: 1.3-Billion-Years-Old Martian Meteorite had Limited Exposure To Water
Using neutron and X-ray tomography, a team of planetary researchers from Lund University and elsewhere examined a section of Miller Range (MIL) 03346, a nakhlite meteorite from Miller Range in Antarctica.
A polished section of the Martian meteorite Miller Range (MIL) 03346: (A) photograph of the interior of MIL 03346,230; note the yellow tint in the left region of the sample, marked by dotted lines; mineral grains in the yellow-tinted region are heavily affected by aqueous alteration; (B) BSE image of the same section as in (A); light gray olivine grains, marked with arrows, are situated in the altered areas; the white boxes show locations for detailed images in (C) to (F); (C) BSE image of the upper left olivine grain, marked with a box in (B); iddingsite veins are cutting through a fractured olivine grain; augite grains and a fine-grained mesostasis (dark gray) containing titanomagnetite (bright, skeletal grains) are also shown in the figure; (D) photograph of the upper left olivine grain, same as in (C); iddingsite veins have a dark red color; (E) BSE image showing details of the upper right olivine grain; the grain is fractured and crosscut by iddingsite veins that are predominantly oriented east to west in the image; (F) photograph of the same grain as in (E), where the dark red iddingsite veins have been outlined. Image credit: Martell et al., doi: 10.1126/sciadv.abn3044.

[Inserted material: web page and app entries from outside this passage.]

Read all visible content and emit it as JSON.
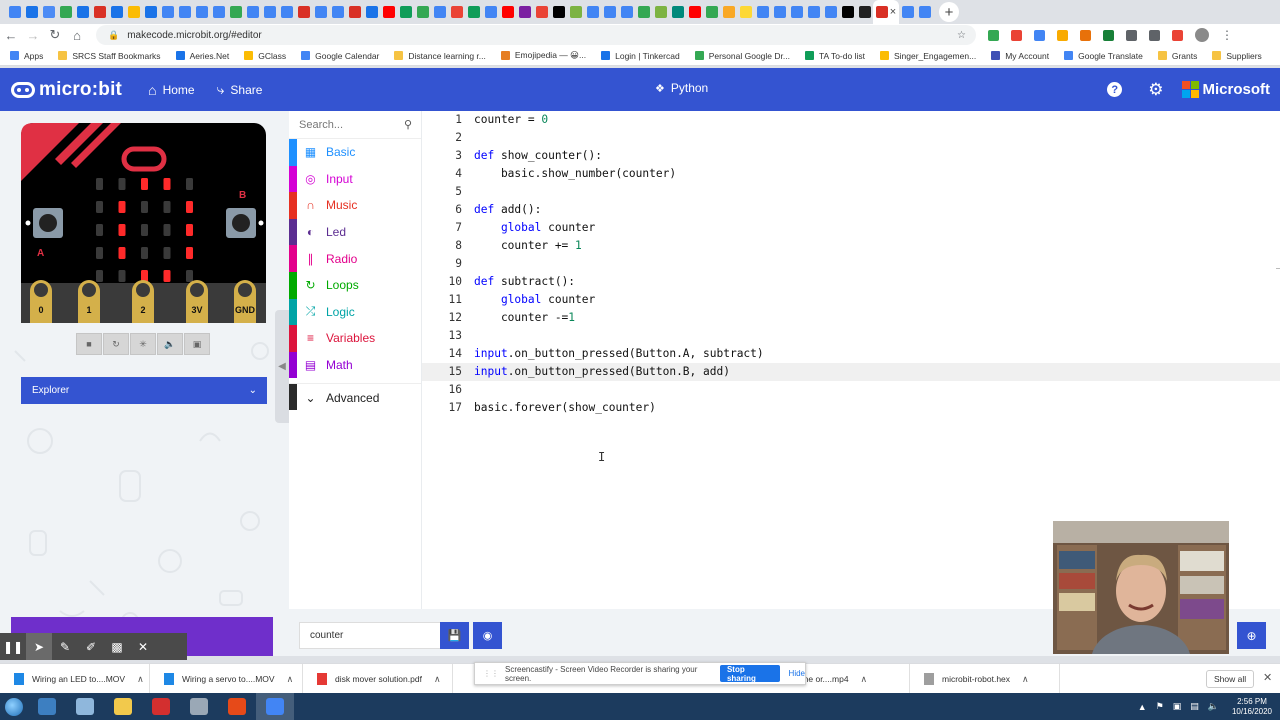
{
  "browser": {
    "favicon_colors": [
      "#4285f4",
      "#1a73e8",
      "#4c8bf5",
      "#34a853",
      "#1a73e8",
      "#d93025",
      "#1a73e8",
      "#fbbc04",
      "#1a73e8",
      "#4285f4",
      "#4285f4",
      "#4285f4",
      "#4285f4",
      "#34a853",
      "#4285f4",
      "#4285f4",
      "#4285f4",
      "#d93025",
      "#4285f4",
      "#4285f4",
      "#d93025",
      "#1a73e8",
      "#ff0000",
      "#0f9d58",
      "#34a853",
      "#4285f4",
      "#ea4335",
      "#0f9d58",
      "#4285f4",
      "#ff0000",
      "#7b1fa2",
      "#ea4335",
      "#000000",
      "#7cb342",
      "#4285f4",
      "#4285f4",
      "#4285f4",
      "#34a853",
      "#7cb342",
      "#00897b",
      "#ff0000",
      "#34a853",
      "#f9a825",
      "#fdd835",
      "#4285f4",
      "#4285f4",
      "#4285f4",
      "#4285f4",
      "#4285f4",
      "#000000",
      "#212121",
      "#d93025",
      "#4285f4",
      "#4285f4"
    ],
    "active_tab_close": "×",
    "url": "makecode.microbit.org/#editor",
    "bookmarks": [
      {
        "label": "Apps",
        "color": "#4285f4"
      },
      {
        "label": "SRCS Staff Bookmarks",
        "color": "folder"
      },
      {
        "label": "Aeries.Net",
        "color": "#1a73e8"
      },
      {
        "label": "GClass",
        "color": "#fbbc04"
      },
      {
        "label": "Google Calendar",
        "color": "#4285f4"
      },
      {
        "label": "Distance learning r...",
        "color": "folder"
      },
      {
        "label": "Emojipedia — 😀...",
        "color": "#e67e22"
      },
      {
        "label": "Login | Tinkercad",
        "color": "#1a73e8"
      },
      {
        "label": "Personal Google Dr...",
        "color": "#34a853"
      },
      {
        "label": "TA To-do list",
        "color": "#0f9d58"
      },
      {
        "label": "Singer_Engagemen...",
        "color": "#fbbc04"
      },
      {
        "label": "My Account",
        "color": "#3f51b5"
      },
      {
        "label": "Google Translate",
        "color": "#4285f4"
      },
      {
        "label": "Grants",
        "color": "folder"
      },
      {
        "label": "Suppliers",
        "color": "folder"
      }
    ]
  },
  "header": {
    "brand": "micro:bit",
    "home_label": "Home",
    "share_label": "Share",
    "language_label": "Python",
    "help_icon": "?",
    "company": "Microsoft",
    "accent_color": "#3454d1"
  },
  "simulator": {
    "pins": [
      "0",
      "1",
      "2",
      "3V",
      "GND"
    ],
    "button_a": "A",
    "button_b": "B",
    "lit_leds": [
      [
        0,
        2
      ],
      [
        0,
        3
      ],
      [
        1,
        1
      ],
      [
        1,
        4
      ],
      [
        2,
        1
      ],
      [
        2,
        4
      ],
      [
        3,
        1
      ],
      [
        3,
        4
      ],
      [
        4,
        2
      ],
      [
        4,
        3
      ]
    ],
    "explorer_label": "Explorer"
  },
  "toolbox": {
    "search_placeholder": "Search...",
    "categories": [
      {
        "label": "Basic",
        "color": "#1e90ff",
        "icon": "grid-icon"
      },
      {
        "label": "Input",
        "color": "#d400d4",
        "icon": "target-icon"
      },
      {
        "label": "Music",
        "color": "#e63022",
        "icon": "headphones-icon"
      },
      {
        "label": "Led",
        "color": "#5c2d91",
        "icon": "toggle-icon"
      },
      {
        "label": "Radio",
        "color": "#e3008c",
        "icon": "signal-icon"
      },
      {
        "label": "Loops",
        "color": "#00aa00",
        "icon": "refresh-icon"
      },
      {
        "label": "Logic",
        "color": "#00a4a6",
        "icon": "shuffle-icon"
      },
      {
        "label": "Variables",
        "color": "#dc143c",
        "icon": "list-icon"
      },
      {
        "label": "Math",
        "color": "#9400d3",
        "icon": "calculator-icon"
      }
    ],
    "advanced_label": "Advanced"
  },
  "editor": {
    "lines": [
      {
        "n": "1",
        "text": "counter = 0"
      },
      {
        "n": "2",
        "text": ""
      },
      {
        "n": "3",
        "text": "def show_counter():"
      },
      {
        "n": "4",
        "text": "    basic.show_number(counter)"
      },
      {
        "n": "5",
        "text": ""
      },
      {
        "n": "6",
        "text": "def add():"
      },
      {
        "n": "7",
        "text": "    global counter"
      },
      {
        "n": "8",
        "text": "    counter += 1"
      },
      {
        "n": "9",
        "text": ""
      },
      {
        "n": "10",
        "text": "def subtract():"
      },
      {
        "n": "11",
        "text": "    global counter"
      },
      {
        "n": "12",
        "text": "    counter -=1"
      },
      {
        "n": "13",
        "text": ""
      },
      {
        "n": "14",
        "text": "input.on_button_pressed(Button.A, subtract)"
      },
      {
        "n": "15",
        "text": "input.on_button_pressed(Button.B, add)"
      },
      {
        "n": "16",
        "text": ""
      },
      {
        "n": "17",
        "text": "basic.forever(show_counter)"
      }
    ],
    "highlighted_line": "15",
    "keyword_color": "#0000ff",
    "number_color": "#098658"
  },
  "footer": {
    "project_name": "counter"
  },
  "downloads": [
    {
      "label": "Wiring an LED to....MOV",
      "icon_color": "#1e88e5"
    },
    {
      "label": "Wiring a servo to....MOV",
      "icon_color": "#1e88e5"
    },
    {
      "label": "disk mover solution.pdf",
      "icon_color": "#e53935"
    },
    {
      "label": "...ilding the or....mp4",
      "icon_color": "#1e88e5"
    },
    {
      "label": "microbit-robot.hex",
      "icon_color": "#9e9e9e"
    }
  ],
  "downloads_show_all": "Show all",
  "share_banner": {
    "text": "Screencastify - Screen Video Recorder is sharing your screen.",
    "stop_label": "Stop sharing",
    "hide_label": "Hide"
  },
  "taskbar": {
    "apps": [
      "#3d7fc1",
      "#8fb7dc",
      "#f2c94c",
      "#d32f2f",
      "#9aa8b6",
      "#e64a19",
      "#4285f4"
    ],
    "time": "2:56 PM",
    "date": "10/16/2020"
  }
}
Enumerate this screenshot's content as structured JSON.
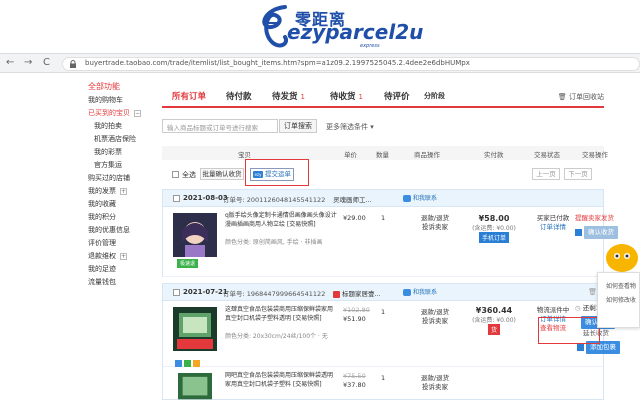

Nakhlites are a group of igneous Martian meteorites that are rich in minerals called pyroxene and olivine.
One of the most important findings in these meteorites is evidence of preterrestrial, Martian-aqueous alteration to olivine grains.
All nakhlites found to date are thought to derive from the same volcanic system, on the basis of their similar petrology, geochemistry, and ejection age of 11 million years.
The nakhlites were deposited in at least four magmatic events with crystallization ages that range from 1. 42 to 1. 32 billion years ago.
Suggested sources are the large volcanic terrains of the Northern Plains and Tharsis, Elysium Amazonis volcanic plains and Syrtis Major.
“Since water is central to the question of whether life ever existed on Mars, we wanted to investigate how much of the MIL 03346 nakhlite meteorite reacted with water when it was still part of the Mars bedrock,” said Josefin Martell, a doctoral student at Lund University.
To answer the question whether there was a major hydrothermal system that is generally conducive for life to take place, Martell and his colleagues used neutron tomography and X-ray imaging.
Xray tomography is a popular method for inspecting an object without damaging them. Because neutrons are sensitive to hydrogen, neutron tomography was developed.
This means that if a mineral contains hydrogen, it is possible to study it in three dimensions and see where in the meteorite the hydrogen is locat